A parliamentary standing committee has submitted a report on the Judges (Inquiry) Bill and recommended the immediate introduction of quotas for SCs, STs and OBCs in judiciary in India. This is being said that the reservation policy may be extended to appointment of judges to high courts and the Supreme Court now.
In its report, committee headed by Congress MP Sudarshan Nachiappan blamed the judiciary for keeping out the eligible persons of backward communities through the insightful process of manipulation. The report even tried to validate its words on judiciary by quoting a judgment given by the Supreme Court in 1993.
The apex court judgment said:
Even today, there are complaints that generations of men from the same family or caste, community or religion, are being sponsored and initiated and appointed as judges, thereby creating a new theory of judicial relationship.
The committee said later that the nexus and calculating judicial appointment have to be ended and introducing the reservation policy in judiciary is the sole answer to the problem.
According to the report, the Constitution Review Commission had disclosed in 2002 that out of 610 High court judges there were hardly 20 judges from the SCs and STs sections.
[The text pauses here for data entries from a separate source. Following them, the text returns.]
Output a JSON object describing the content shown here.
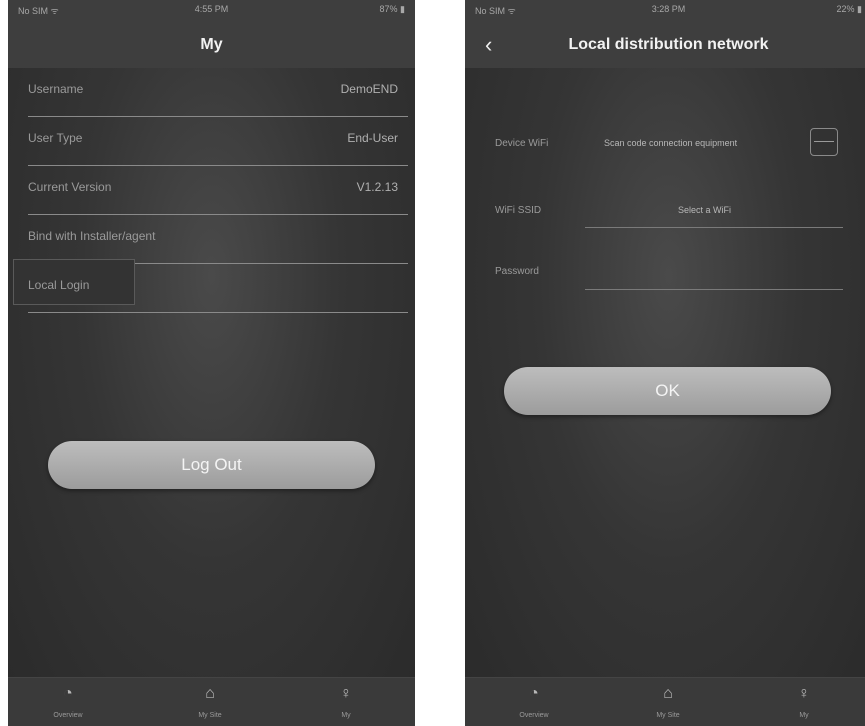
{
  "left": {
    "status": {
      "carrier": "No SIM ᯤ",
      "time": "4:55 PM",
      "battery": "87% ▮"
    },
    "title": "My",
    "rows": [
      {
        "label": "Username",
        "value": "DemoEND"
      },
      {
        "label": "User Type",
        "value": "End-User"
      },
      {
        "label": "Current Version",
        "value": "V1.2.13"
      },
      {
        "label": "Bind with Installer/agent",
        "value": ""
      },
      {
        "label": "Local Login",
        "value": ""
      }
    ],
    "logout_label": "Log Out",
    "tabs": [
      {
        "icon": "◔",
        "label": "Overview"
      },
      {
        "icon": "⌂",
        "label": "My Site"
      },
      {
        "icon": "♀",
        "label": "My"
      }
    ]
  },
  "right": {
    "status": {
      "carrier": "No SIM ᯤ",
      "time": "3:28 PM",
      "battery": "22% ▮"
    },
    "back_icon": "‹",
    "title": "Local distribution network",
    "device_wifi_label": "Device WiFi",
    "device_wifi_value": "Scan code connection equipment",
    "ssid_label": "WiFi SSID",
    "ssid_value": "Select a WiFi",
    "password_label": "Password",
    "password_value": "",
    "ok_label": "OK",
    "tabs": [
      {
        "icon": "◔",
        "label": "Overview"
      },
      {
        "icon": "⌂",
        "label": "My Site"
      },
      {
        "icon": "♀",
        "label": "My"
      }
    ]
  }
}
At the same time, the similar thing the committee found in the upper level of judiciary in the country.
The committee report said further that the executive and legislature are well within the ambit of reservations and it recommended not excluding the superior judiciary. It also said that even the subordinate judiciary has been subject to quotas.
The report said:
Judiciary has to reflect the aspirations of the people. Only when candidates drawn from different sections of society are appointed as judges, they would understand the social flavour of the legislation passed by Parliament and state legislatures.
The committee report may have the right logic behind but the timing was not correct because currently for the first time in India the Supreme Court Chief Justice happens to be a Dalit.